createElement('div',
  { className: 'color-' + status },
  'You are in ', status, ' condition!');

It is very important to remember, that JSX is just a javascript expression made out of createElement function calls. Naturally, this allows doing all sorts of stuff on these expressions, just like you would with anything else in javascript.

Take a look at these examples:

Render an element inside of another element if showProgress is true.

This example uses the && operator (the logical AND). It returns the first operand if it evaluates to false, and returns the second operand if it evaluates to true.

If showProgress is true, the whole expression evaluates to a <ProgressBar /> element. If showProgress is false, the whole expression evaluates to false, and false is not rendered by React.

<Box>
  {showProgress && (
    <ProgressBar value={progress} />
  )}
</Box>

You can also use the || operator (the logical OR), which works the same way, except it will return the second operand on false instead of true.

Loop over the array to map every item to a corresponding React element.

Array.map() is a method, that calls a function on every item in the array, and builds a new array based on what was returned by that function.

<LabeledList>
  {items.map(item => (
    <LabeledList.Item
      key={item.id}
      label={item.label}>
      {item.content}
    </LabeledList.Item>
  ))}
</LabeledList>

If you need more examples of what you can do with React, see the interface conversion guide.

Splitting UIs into smaller, modular components

You interface will eventually get really, really big. The easiest thing you can do in this situation, is divide and conquer. Grab a chunk of your JSX code, and wrap it into a second, smaller React component:

import { useBackend } from '../backend';
import { Button, LabeledList, Section } from '../components';
import { Window } from '../layouts';
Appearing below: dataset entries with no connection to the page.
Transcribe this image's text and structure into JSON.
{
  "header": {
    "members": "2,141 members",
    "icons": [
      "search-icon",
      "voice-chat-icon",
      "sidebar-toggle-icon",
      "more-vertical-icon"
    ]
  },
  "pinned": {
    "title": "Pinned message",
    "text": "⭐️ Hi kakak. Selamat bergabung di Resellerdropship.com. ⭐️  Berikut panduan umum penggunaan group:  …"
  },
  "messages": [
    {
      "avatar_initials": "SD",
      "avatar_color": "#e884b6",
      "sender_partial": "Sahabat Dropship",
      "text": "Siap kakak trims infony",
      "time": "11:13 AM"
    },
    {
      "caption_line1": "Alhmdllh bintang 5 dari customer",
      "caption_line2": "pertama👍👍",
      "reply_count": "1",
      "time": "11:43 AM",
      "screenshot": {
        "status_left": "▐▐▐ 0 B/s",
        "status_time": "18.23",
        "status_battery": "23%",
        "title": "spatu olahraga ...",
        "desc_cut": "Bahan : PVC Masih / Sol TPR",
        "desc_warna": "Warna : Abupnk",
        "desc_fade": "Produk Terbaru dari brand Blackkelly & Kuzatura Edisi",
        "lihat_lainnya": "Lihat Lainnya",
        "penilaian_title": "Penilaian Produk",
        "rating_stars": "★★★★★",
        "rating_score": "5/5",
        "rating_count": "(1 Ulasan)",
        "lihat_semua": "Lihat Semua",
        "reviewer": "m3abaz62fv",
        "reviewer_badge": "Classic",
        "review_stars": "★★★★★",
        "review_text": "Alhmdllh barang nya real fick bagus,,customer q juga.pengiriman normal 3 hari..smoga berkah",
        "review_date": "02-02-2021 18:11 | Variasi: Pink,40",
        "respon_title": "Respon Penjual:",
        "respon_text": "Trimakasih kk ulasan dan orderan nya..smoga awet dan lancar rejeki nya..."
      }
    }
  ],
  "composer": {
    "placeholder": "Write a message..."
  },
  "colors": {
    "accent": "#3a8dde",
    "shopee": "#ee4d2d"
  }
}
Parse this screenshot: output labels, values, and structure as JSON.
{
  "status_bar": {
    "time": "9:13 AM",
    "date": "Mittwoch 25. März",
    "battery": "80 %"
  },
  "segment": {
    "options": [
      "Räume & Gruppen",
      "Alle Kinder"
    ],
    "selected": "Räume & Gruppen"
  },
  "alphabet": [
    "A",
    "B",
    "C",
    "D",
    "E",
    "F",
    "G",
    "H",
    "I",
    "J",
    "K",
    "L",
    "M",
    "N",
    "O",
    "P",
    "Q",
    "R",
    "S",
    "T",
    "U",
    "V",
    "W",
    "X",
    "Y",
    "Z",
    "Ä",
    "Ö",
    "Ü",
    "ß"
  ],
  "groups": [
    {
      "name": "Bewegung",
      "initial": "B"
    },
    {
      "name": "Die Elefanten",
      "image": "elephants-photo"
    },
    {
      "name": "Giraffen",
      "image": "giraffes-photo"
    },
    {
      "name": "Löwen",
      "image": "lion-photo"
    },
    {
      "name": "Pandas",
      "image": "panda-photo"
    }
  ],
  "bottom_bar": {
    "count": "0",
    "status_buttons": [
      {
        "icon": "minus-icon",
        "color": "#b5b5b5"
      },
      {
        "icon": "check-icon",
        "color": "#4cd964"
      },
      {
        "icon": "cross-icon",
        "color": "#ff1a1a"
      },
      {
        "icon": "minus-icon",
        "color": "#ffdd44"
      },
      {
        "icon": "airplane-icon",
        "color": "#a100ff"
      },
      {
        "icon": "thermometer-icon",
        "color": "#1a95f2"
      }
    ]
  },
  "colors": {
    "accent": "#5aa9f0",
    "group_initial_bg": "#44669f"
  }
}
export const SampleInterface = (props, context) => {
  return (
    <Window resizable>
      <Window.Content scrollable>
        <HealthStatus user="Jerry" />
      </Window.Content>
    </Window>
  );
};

const HealthStatus = (props, context) => {
  const { act, data } = useBackend(context);
  const {
    user,
  } = props;
  const {
    health,
    color,
  } = data;
  return (
    <Section title={"Health status of: " + user}>
      <LabeledList>
        <LabeledList.Item label="Health">
          {health}
        </LabeledList.Item>
        <LabeledList.Item label="Color">
          {color}
        </LabeledList.Item>
      </LabeledList>
    </Section>
  );
};

Copypasta

We all do it, even the best of us. If you just want to make a tgui fast, here's what you need (note that you'll probably be forced to clean your shit up upon code review):

/obj/copypasta/ui_interact(mob/user, datum/tgui/ui)
  ui = SStgui.try_update_ui(user, src, ui)
  if(!ui)
    ui = new(user, src, "copypasta")
    ui.open()

/obj/copypasta/ui_data(mob/user)
  var/list/data = list()
  data["var"] = var
  return data

/obj/copypasta/ui_act(action, params)
  if(..())
    return
  switch(action)
    if("copypasta")
      var/newvar = params["var"]
      // A demo of proper input sanitation.
      var = CLAMP(newvar, min_val, max_val)
      . = TRUE
  update_icon() // Not applicable to all objects.

And the template:

import { useBackend } from '../backend';
import { Button, LabeledList, Section } from '../components';
import { Window } from '../layouts';

export const SampleInterface = (props, context) => {
  const { act, data } = useBackend(context);
  // Extract `health` and `color` variables from the `data` object.
  const {
    health,
    color,
  } = data;
  return (
    <Window resizable>
      <Window.Content scrollable>
        <Section title="Health status">
          <LabeledList>
            <LabeledList.Item label="Health">
              {health}
            </LabeledList.Item>
            <LabeledList.Item label="Color">
              {color}
            </LabeledList.Item>
            <LabeledList.Item label="Button">
              <Button
                content="Dispatch a 'test' action"
                onClick={() => act('test')} />
            </LabeledList.Item>
          </LabeledList>
        </Section>
      </Window.Content>
    </Window>
  );
};